---------- Records for the exercise
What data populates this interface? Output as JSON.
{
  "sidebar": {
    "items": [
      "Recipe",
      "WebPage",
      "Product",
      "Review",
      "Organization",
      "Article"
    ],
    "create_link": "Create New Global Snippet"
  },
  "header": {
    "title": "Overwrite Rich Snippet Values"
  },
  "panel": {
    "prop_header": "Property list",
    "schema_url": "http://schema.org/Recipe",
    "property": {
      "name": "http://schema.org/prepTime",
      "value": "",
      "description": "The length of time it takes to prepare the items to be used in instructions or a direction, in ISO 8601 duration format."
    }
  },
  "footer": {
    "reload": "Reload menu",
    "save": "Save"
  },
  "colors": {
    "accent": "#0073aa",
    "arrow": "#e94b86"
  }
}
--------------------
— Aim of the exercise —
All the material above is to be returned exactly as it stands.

— Your response —
What data populates this interface? Output as JSON.
{
  "sidebar": {
    "items": [
      "Recipe",
      "WebPage",
      "Product",
      "Review",
      "Organization",
      "Article"
    ],
    "create_link": "Create New Global Snippet"
  },
  "header": {
    "title": "Overwrite Rich Snippet Values"
  },
  "panel": {
    "prop_header": "Property list",
    "schema_url": "http://schema.org/Recipe",
    "property": {
      "name": "http://schema.org/prepTime",
      "value": "",
      "description": "The length of time it takes to prepare the items to be used in instructions or a direction, in ISO 8601 duration format."
    }
  },
  "footer": {
    "reload": "Reload menu",
    "save": "Save"
  },
  "colors": {
    "accent": "#0073aa",
    "arrow": "#e94b86"
  }
}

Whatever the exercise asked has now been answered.